Climb in, my tiny fish-catcher, and I will take you on a journey.

So, Kirsty and I have started a book club. And I - as ambitious as it sounds - have decided to publish a book review for each and every selection that we read as part of said book club. Although only one a book a month, I think this will be quite the challenge as book reviews take a lot of time and thought to write. But this brings us to today's review and the book club read for September: the brilliant A Portable Shelter by Kirsty Logan. This beautiful book is Logan's second release of 2015 -- you may have seen her debut novel The Gracekeepers floating around your local bookshop. However, A Portable Shelter goes back to her short-storytelling roots, set amongst a magical rural Scotland.

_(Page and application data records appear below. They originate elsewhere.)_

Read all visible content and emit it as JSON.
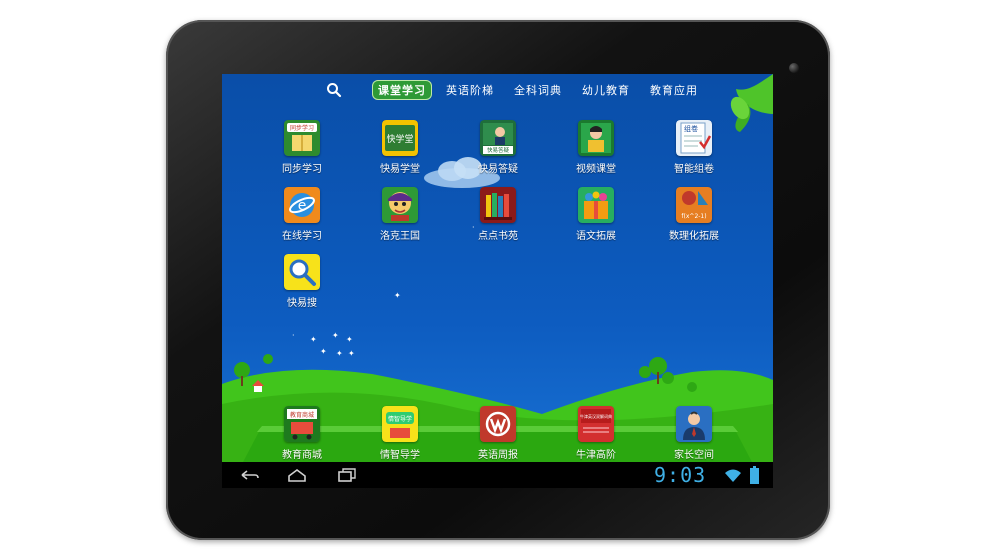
{
  "topbar": {
    "tabs": [
      {
        "label": "课堂学习",
        "active": true
      },
      {
        "label": "英语阶梯",
        "active": false
      },
      {
        "label": "全科词典",
        "active": false
      },
      {
        "label": "幼儿教育",
        "active": false
      },
      {
        "label": "教育应用",
        "active": false
      }
    ]
  },
  "apps": [
    {
      "label": "同步学习",
      "icon_text": "同步学习",
      "icon": "book-icon"
    },
    {
      "label": "快易学堂",
      "icon_text": "快学堂",
      "icon": "chalkboard-icon"
    },
    {
      "label": "快易答疑",
      "icon_text": "快易答疑",
      "icon": "teacher-icon"
    },
    {
      "label": "视频课堂",
      "icon_text": "",
      "icon": "video-class-icon"
    },
    {
      "label": "智能组卷",
      "icon_text": "组卷",
      "icon": "test-paper-icon"
    },
    {
      "label": "在线学习",
      "icon_text": "",
      "icon": "globe-icon"
    },
    {
      "label": "洛克王国",
      "icon_text": "",
      "icon": "game-character-icon"
    },
    {
      "label": "点点书苑",
      "icon_text": "",
      "icon": "bookshelf-icon"
    },
    {
      "label": "语文拓展",
      "icon_text": "",
      "icon": "gift-box-icon"
    },
    {
      "label": "数理化拓展",
      "icon_text": "f(x^2-1)",
      "icon": "math-icon"
    },
    {
      "label": "快易搜",
      "icon_text": "",
      "icon": "magnifier-icon"
    }
  ],
  "dock": [
    {
      "label": "教育商城",
      "icon_text": "教育商城",
      "icon": "shopping-cart-icon"
    },
    {
      "label": "情智导学",
      "icon_text": "情智导学",
      "icon": "guide-icon"
    },
    {
      "label": "英语周报",
      "icon_text": "",
      "icon": "newspaper-icon"
    },
    {
      "label": "牛津高阶",
      "icon_text": "牛津英汉双解词典",
      "icon": "dictionary-icon"
    },
    {
      "label": "家长空间",
      "icon_text": "",
      "icon": "parent-icon"
    }
  ],
  "status": {
    "time": "9:03"
  },
  "colors": {
    "sky": "#0b52b0",
    "hill": "#3cc21a",
    "active_tab": "#2e9a36",
    "clock": "#3fb0e6"
  }
}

First, can we just take a moment to appreciate how gorgeous this book is? It is impeccably published in a beautiful textured naked hardback with illustrations (by Liz Myhill) and silver foiling. The limited edition hardback (only 1000 copies!) is published by small Scottish house ASLS. and next year a paperback will be published by, the more readily available, Harvill Secker who published The Gracekeepers.

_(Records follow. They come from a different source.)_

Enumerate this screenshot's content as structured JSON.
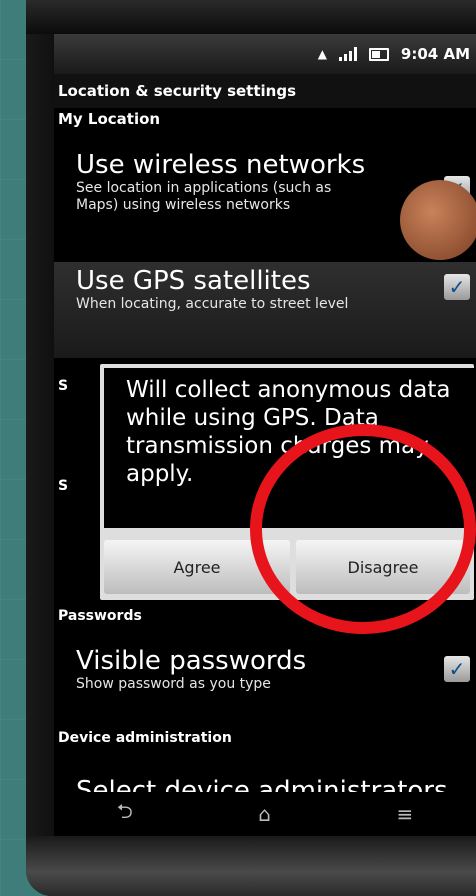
{
  "status_bar": {
    "time": "9:04 AM",
    "icons": [
      "alert-icon",
      "signal-icon",
      "battery-icon"
    ]
  },
  "screen_title": "Location & security settings",
  "sections": {
    "my_location": "My Location",
    "passwords": "Passwords",
    "device_admin": "Device administration"
  },
  "prefs": {
    "wireless": {
      "title": "Use wireless networks",
      "summary": "See location in applications (such as Maps) using wireless networks",
      "checked": true
    },
    "gps": {
      "title": "Use GPS satellites",
      "summary": "When locating, accurate to street level",
      "checked": true
    },
    "visible_passwords": {
      "title": "Visible passwords",
      "summary": "Show password as you type",
      "checked": true
    },
    "device_admins": {
      "title": "Select device administrators"
    }
  },
  "dialog": {
    "message": "Will collect anonymous data while using GPS. Data transmission charges may apply.",
    "agree_label": "Agree",
    "disagree_label": "Disagree"
  },
  "partial_side_letters": [
    "S",
    "S"
  ],
  "nav_icons": [
    "back-icon",
    "home-icon",
    "menu-icon"
  ],
  "colors": {
    "highlight_circle": "#e8141b",
    "background": "#3f7d7b"
  }
}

Despite being a collection of short stories, in the most wonderful of fashion, these stories come together to create an overarching tale of two new mothers speaking 'truths' to their restless unborn child. This is my absolute favourite kind of short story collection. These stories are 'tales of circuses and stargazing, selkie fishermen and domestic werewolves, child-eating witches and broken-toothed dragons'. Most of the chapters include elements of magical realism that are expertly dropped in to the most mundane-seeming of situations. Also, I was surprised to find that I appreciated every single one of the included stories which is something that has seldom ever happens with other collections. I did still have favourites and least favourites, but I cannot say there were any that I didn't at least enjoy. My favourite was probably 'The Mother of Giants' which tells of a small village with a resident witch that calls upon and claims named newborn babies.

Once there lived a woman who had two husbands. In the evenings, she walked alone on the shore, between her husbands. She walked with one foot in the sand, one foot in the sea.

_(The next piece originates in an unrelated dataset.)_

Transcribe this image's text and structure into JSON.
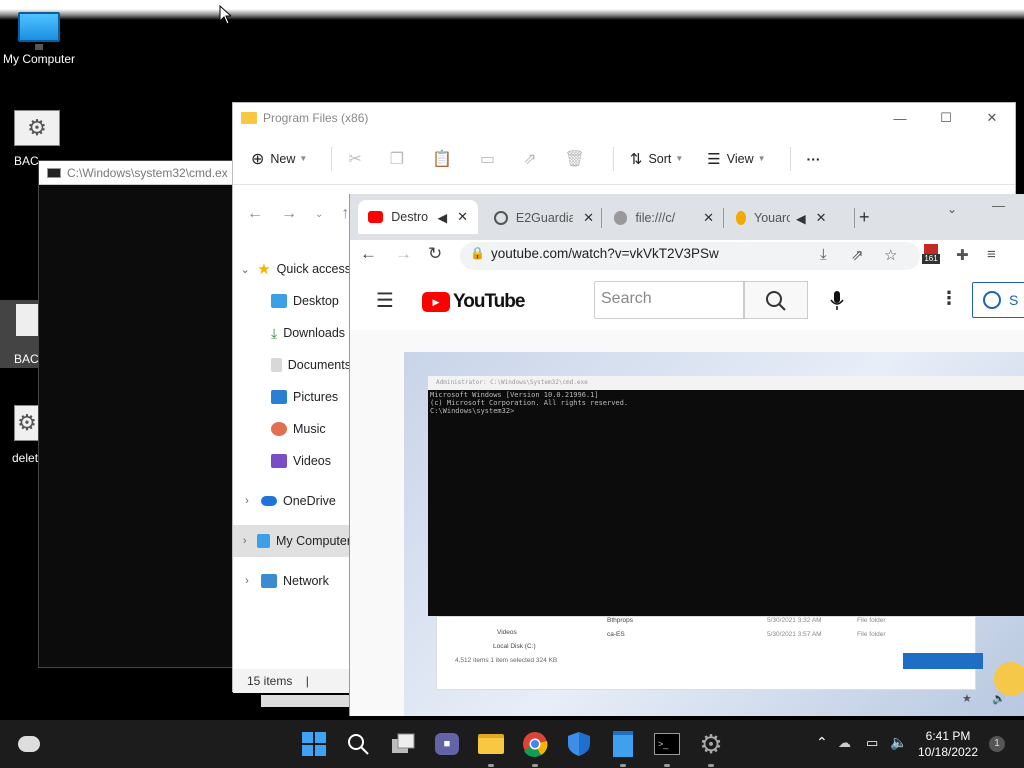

I really adored Logan's descriptions, especially those of households and landscapes. I found it really easy to visualise her settings, something that I find quite the art when you're working within such a short word count. The accompanying illustrations worked perfectly with these descriptions. Overall, I am really impressed with the collection considering it is my first read of Logan's work. I did also purchase The Gracekeepers so I'm hoping to get that in before the end of the month, so I can see how she deals with the longer form. It's definitely worth checking out A Portable Shelter if you can get your hands on it, even if you have to wait until next year's paperback. Alternatively you can source a copy of her first short story collection The Rental Heart and Other Stories, that I'm also excited to explore.